Should it be killed or could it be saved?
A history of haste in planning and a poor grasp of business processes caused the forecast cost of a financial services IT system replacement to blow out the original budget many times over.
Relationship managers were promising new products and improved service to their customers however the promises were empty. The dedicated project team was focused on solving increasingly less important technical issues and had no plans for implementation. A customer service nightmare.
How to avoid chaos and get international teams working together.
A new system was sold to transform the operations of a regional UK healthcare group and thereby reduce the risk of inappropriate treatment and physical danger to patients, clinicians and the public.
Unfortunately the client did not know the internal workings of existing systems nor have detailed requirements for government reporting.
The client’s staff hid behind time differences, contract obligations and they lacked business analysis, process design and change management skill. Clearly a recipe for disaster.

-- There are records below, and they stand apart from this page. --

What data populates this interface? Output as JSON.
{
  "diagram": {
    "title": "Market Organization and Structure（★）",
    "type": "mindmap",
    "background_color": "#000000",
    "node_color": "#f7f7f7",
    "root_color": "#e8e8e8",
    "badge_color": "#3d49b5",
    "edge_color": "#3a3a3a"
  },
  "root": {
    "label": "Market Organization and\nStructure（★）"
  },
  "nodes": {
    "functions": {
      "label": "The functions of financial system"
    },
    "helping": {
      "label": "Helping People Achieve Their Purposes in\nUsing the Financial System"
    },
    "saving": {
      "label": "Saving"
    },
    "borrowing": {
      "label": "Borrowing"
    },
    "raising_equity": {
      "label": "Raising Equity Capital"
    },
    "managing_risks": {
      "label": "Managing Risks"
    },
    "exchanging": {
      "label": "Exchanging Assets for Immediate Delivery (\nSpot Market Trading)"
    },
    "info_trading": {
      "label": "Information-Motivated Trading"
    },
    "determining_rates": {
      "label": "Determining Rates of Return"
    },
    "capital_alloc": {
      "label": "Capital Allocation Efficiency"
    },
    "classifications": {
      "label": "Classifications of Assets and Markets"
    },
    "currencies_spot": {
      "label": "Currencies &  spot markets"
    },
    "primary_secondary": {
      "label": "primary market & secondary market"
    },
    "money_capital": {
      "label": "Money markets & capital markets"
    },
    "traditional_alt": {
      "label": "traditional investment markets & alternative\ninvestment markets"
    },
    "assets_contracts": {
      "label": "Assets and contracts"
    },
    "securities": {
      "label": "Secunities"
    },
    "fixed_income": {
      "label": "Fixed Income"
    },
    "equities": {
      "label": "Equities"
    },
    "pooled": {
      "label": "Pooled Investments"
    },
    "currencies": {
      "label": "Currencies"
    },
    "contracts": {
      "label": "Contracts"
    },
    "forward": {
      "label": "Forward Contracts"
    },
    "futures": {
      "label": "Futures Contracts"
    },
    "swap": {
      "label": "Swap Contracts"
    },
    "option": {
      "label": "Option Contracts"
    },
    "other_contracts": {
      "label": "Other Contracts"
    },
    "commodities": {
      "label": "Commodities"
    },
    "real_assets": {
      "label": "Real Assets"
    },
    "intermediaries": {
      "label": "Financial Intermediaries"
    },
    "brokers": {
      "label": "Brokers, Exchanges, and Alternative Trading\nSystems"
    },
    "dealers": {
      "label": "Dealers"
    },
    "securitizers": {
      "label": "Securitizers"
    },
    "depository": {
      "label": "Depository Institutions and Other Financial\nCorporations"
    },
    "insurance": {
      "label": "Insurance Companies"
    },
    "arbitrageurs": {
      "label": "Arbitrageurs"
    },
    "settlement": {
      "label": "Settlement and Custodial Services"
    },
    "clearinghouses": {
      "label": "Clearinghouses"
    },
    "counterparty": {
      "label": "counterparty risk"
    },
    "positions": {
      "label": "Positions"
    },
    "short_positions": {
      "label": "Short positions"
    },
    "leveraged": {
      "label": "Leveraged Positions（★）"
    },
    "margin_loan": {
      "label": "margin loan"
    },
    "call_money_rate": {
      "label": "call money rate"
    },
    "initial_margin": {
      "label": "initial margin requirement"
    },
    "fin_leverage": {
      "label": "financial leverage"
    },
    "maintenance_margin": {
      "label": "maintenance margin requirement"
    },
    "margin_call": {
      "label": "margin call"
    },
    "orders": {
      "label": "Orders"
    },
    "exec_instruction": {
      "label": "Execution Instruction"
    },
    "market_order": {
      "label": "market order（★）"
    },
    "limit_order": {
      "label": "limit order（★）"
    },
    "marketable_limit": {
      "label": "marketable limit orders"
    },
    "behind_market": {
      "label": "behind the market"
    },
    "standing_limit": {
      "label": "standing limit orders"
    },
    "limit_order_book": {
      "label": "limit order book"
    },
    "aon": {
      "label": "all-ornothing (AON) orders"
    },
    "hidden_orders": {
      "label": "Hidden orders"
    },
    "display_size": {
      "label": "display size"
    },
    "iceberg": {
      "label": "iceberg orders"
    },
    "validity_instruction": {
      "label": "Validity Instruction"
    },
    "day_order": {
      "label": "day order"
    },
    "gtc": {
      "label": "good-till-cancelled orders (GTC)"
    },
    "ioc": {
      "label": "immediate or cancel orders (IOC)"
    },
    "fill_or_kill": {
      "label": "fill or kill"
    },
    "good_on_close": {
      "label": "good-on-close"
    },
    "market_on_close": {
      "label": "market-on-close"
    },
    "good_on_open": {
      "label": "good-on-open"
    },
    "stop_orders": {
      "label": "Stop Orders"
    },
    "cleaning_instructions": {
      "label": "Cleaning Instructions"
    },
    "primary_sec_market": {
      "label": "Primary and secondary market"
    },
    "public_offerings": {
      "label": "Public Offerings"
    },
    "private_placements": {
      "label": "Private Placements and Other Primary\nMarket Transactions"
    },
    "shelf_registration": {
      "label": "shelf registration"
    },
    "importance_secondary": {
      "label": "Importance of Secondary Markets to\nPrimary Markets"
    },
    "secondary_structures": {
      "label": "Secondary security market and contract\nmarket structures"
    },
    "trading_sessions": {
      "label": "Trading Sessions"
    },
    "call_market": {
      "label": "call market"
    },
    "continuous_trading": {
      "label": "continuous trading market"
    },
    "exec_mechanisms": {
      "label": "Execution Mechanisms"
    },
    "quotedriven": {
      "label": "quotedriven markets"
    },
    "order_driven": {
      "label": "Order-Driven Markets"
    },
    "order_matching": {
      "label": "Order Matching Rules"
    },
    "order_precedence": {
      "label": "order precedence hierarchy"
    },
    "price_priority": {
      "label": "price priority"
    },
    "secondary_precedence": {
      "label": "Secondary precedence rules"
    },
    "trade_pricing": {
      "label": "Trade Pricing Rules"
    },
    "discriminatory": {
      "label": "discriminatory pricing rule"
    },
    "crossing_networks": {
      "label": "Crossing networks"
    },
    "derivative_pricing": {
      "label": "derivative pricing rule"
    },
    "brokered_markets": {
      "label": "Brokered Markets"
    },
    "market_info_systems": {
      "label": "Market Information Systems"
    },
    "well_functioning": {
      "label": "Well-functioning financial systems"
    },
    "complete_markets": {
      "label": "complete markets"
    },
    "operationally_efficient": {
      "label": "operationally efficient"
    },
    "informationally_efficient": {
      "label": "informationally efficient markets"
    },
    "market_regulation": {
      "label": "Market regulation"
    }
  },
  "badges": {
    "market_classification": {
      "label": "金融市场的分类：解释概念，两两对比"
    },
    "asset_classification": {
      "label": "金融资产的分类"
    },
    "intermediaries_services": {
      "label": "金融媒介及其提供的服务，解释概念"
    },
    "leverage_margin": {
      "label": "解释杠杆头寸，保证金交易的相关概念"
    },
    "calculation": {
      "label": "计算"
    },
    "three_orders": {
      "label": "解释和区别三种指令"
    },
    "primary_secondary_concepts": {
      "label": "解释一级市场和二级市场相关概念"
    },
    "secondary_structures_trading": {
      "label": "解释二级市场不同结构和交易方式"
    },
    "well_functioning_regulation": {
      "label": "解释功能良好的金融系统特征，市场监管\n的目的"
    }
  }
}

Battling the detail and overcoming mass confusion to find a path forward.
The steering committee was focused on the next milestone for one business application. The large reporting pack was full of detail but light on transparency about the complexity and interdependencies between the projects and milestones more than a month away.
There was no schedule or program management plan and connections between the 4 projects and fit with business strategy were unclear. The teams were at different stages; testing first release, vendor selection, design and concept. Everyone was working in the dark.
Failing to learn from the past, guarantees failure today.
During a regular review, APRA commented on inconsistencies in post implementation reviews and recommended enhancing project methodology. Although the project management methodology included guidelines for a Post Implementation Review (PIR) it was treated as optional with little funding or political will.
Project managers and sponsors were keen to move on before blame was attributed and every new project was seen as unique.
Consolidation of customer service centres.
A Life Insurance Company with autonomous state based-offices was facing market share erosion.